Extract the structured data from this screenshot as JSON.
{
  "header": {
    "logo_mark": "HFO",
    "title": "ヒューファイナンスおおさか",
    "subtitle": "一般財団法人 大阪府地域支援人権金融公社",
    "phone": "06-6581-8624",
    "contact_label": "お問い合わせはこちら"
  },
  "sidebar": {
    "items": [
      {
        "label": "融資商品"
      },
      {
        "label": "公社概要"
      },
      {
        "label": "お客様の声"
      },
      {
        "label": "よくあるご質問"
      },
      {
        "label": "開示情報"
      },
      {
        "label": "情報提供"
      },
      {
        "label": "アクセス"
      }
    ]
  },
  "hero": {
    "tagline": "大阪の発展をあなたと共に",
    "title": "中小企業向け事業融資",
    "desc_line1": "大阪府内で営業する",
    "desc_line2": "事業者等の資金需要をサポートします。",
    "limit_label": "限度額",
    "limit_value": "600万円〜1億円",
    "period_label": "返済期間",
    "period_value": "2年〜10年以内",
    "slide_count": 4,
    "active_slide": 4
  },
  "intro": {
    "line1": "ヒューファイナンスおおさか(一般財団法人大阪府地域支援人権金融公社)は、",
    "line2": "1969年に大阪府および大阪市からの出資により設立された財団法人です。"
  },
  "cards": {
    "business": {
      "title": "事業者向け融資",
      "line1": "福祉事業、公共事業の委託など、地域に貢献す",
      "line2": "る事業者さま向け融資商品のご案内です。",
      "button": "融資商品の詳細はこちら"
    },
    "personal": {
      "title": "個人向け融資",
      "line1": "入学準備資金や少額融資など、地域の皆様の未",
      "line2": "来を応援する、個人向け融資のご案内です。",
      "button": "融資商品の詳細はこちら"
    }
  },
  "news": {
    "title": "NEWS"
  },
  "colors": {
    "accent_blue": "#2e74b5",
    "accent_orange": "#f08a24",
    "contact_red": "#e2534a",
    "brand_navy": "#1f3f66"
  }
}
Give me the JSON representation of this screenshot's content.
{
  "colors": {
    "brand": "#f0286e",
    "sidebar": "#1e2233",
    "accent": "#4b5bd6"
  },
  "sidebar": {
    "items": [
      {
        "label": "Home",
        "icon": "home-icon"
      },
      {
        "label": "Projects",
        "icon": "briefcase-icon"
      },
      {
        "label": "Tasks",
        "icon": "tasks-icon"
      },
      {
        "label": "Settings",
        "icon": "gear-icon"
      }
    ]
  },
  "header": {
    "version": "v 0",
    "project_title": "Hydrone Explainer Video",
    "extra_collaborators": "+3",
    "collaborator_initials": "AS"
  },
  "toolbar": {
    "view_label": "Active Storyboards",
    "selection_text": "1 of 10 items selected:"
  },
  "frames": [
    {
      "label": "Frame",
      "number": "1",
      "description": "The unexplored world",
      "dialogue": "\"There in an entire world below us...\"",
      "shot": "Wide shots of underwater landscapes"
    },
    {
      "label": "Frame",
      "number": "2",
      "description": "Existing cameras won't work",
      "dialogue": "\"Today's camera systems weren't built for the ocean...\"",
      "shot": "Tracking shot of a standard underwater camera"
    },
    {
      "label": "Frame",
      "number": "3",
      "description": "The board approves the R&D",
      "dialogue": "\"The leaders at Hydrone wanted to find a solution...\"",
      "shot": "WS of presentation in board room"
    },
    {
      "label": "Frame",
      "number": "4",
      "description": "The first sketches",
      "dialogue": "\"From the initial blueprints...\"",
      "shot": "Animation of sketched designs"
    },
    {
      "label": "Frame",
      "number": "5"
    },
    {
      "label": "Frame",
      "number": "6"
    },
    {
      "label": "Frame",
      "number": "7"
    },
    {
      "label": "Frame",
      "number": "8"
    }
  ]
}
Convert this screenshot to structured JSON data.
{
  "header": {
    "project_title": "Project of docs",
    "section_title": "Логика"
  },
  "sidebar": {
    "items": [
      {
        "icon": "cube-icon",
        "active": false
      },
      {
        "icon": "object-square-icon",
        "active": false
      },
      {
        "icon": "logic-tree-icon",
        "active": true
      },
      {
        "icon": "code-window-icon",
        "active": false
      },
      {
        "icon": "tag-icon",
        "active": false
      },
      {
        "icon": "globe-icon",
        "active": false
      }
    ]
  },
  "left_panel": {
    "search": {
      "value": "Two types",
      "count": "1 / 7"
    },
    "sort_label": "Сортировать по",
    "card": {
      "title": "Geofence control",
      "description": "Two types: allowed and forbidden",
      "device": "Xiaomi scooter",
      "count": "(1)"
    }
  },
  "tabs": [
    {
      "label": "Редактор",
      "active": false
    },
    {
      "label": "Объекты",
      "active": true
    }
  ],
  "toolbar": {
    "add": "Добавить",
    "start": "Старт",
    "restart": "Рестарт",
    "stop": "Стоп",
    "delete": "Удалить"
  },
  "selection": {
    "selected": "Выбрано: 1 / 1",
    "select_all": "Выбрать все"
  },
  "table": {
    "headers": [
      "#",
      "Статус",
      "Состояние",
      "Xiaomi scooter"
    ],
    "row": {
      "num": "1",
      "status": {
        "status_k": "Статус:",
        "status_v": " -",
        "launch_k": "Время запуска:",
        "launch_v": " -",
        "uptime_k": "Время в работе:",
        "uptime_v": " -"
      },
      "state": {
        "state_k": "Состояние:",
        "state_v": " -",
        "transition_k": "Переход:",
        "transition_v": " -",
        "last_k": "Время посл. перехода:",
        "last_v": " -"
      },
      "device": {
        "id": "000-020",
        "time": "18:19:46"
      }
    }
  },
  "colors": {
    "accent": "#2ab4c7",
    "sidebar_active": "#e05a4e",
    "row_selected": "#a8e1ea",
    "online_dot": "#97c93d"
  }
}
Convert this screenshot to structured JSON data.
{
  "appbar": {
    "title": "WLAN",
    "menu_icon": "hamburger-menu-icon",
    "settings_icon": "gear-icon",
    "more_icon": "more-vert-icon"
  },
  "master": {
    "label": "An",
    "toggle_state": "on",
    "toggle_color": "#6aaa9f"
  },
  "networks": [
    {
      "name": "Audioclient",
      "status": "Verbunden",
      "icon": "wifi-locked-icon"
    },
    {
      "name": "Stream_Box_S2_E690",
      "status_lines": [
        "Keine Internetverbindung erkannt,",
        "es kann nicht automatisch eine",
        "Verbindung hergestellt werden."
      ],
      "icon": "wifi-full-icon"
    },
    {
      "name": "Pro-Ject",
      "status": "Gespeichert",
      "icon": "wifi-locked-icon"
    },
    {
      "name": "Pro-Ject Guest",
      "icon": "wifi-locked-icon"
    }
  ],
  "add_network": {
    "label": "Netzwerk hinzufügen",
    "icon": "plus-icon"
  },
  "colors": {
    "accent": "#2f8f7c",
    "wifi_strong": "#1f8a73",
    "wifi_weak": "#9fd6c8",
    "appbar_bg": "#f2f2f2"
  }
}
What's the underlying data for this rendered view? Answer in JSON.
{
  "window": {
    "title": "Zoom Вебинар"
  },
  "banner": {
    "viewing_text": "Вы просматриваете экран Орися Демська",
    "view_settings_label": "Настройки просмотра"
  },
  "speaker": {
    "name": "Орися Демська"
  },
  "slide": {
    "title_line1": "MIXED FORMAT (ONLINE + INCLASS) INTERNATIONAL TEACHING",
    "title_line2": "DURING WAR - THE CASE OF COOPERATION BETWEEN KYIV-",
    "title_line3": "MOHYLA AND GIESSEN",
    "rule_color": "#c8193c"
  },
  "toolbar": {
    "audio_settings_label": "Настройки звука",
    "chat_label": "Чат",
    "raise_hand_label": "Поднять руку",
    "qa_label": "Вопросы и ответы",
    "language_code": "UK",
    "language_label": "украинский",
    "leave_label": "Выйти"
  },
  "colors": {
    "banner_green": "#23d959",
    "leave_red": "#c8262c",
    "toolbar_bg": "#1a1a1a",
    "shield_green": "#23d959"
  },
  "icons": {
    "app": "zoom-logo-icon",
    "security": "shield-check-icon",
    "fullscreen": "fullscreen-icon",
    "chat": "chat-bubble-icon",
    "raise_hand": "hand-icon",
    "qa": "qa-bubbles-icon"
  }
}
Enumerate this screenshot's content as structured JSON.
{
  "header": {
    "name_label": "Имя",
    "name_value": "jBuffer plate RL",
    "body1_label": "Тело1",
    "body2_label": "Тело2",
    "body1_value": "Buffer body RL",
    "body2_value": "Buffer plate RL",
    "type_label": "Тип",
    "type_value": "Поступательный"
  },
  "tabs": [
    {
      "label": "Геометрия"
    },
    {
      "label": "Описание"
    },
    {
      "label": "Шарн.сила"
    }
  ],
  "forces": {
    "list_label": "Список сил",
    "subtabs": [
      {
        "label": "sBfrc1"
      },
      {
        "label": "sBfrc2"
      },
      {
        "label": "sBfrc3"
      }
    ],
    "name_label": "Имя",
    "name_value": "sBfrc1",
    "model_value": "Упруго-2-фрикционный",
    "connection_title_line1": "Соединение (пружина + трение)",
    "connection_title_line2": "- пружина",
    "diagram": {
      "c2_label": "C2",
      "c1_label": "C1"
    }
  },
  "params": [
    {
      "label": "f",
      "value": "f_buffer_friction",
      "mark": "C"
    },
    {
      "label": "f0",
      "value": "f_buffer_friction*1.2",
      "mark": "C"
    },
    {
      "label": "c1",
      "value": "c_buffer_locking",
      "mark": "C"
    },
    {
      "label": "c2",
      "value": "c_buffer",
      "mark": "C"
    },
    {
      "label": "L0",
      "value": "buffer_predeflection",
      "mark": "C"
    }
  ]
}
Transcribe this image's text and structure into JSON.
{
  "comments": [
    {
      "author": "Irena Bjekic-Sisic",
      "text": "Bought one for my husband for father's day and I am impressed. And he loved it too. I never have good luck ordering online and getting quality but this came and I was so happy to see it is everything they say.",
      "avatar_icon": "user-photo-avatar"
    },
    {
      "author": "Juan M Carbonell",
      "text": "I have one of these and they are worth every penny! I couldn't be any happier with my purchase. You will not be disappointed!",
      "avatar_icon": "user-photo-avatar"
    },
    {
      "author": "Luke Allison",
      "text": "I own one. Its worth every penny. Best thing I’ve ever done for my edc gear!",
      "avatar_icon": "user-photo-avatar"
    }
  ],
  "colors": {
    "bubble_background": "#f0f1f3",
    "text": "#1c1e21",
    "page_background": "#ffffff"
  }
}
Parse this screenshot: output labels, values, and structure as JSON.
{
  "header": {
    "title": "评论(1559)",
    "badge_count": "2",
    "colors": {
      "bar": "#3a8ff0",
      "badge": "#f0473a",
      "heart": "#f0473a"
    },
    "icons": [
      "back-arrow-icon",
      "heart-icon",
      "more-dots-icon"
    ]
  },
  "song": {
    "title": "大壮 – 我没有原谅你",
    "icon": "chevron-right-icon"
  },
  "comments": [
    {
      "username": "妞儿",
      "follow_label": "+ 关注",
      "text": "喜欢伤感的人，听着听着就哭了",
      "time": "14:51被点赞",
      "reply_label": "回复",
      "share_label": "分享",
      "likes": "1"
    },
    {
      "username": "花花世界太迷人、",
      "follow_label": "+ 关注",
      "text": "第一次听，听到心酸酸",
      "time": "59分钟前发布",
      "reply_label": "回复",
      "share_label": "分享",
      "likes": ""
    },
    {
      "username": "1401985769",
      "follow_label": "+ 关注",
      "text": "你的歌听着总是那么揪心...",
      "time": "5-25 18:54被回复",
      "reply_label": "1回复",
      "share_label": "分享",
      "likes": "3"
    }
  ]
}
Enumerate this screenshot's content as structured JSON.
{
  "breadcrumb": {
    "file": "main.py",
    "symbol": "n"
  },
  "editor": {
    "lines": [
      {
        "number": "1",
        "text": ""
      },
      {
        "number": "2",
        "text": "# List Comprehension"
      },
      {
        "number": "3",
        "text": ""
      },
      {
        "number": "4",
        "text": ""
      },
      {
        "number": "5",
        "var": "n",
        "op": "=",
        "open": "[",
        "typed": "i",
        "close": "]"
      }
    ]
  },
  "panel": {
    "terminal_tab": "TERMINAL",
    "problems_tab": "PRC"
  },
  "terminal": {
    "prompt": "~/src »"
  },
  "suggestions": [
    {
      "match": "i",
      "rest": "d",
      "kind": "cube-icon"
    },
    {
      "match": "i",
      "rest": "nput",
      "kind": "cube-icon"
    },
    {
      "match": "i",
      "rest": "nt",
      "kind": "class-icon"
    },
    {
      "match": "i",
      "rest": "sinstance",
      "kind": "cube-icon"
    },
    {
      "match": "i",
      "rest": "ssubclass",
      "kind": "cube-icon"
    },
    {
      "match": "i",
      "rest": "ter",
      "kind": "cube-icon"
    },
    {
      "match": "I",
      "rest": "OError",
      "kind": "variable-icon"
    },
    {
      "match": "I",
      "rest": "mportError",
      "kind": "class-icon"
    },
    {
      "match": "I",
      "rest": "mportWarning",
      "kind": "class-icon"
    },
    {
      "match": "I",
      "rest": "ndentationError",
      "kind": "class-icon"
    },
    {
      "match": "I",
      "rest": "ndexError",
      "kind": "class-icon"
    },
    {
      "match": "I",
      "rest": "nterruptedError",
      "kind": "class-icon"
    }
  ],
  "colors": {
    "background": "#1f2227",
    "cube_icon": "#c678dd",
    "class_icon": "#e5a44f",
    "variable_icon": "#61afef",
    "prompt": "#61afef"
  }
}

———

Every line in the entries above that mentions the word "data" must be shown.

Extract the structured data from this screenshot as JSON.
Convert this screenshot to structured JSON data.
Convert this screenshot to structured JSON data.
What's the underlying data for this rendered view? Answer in JSON.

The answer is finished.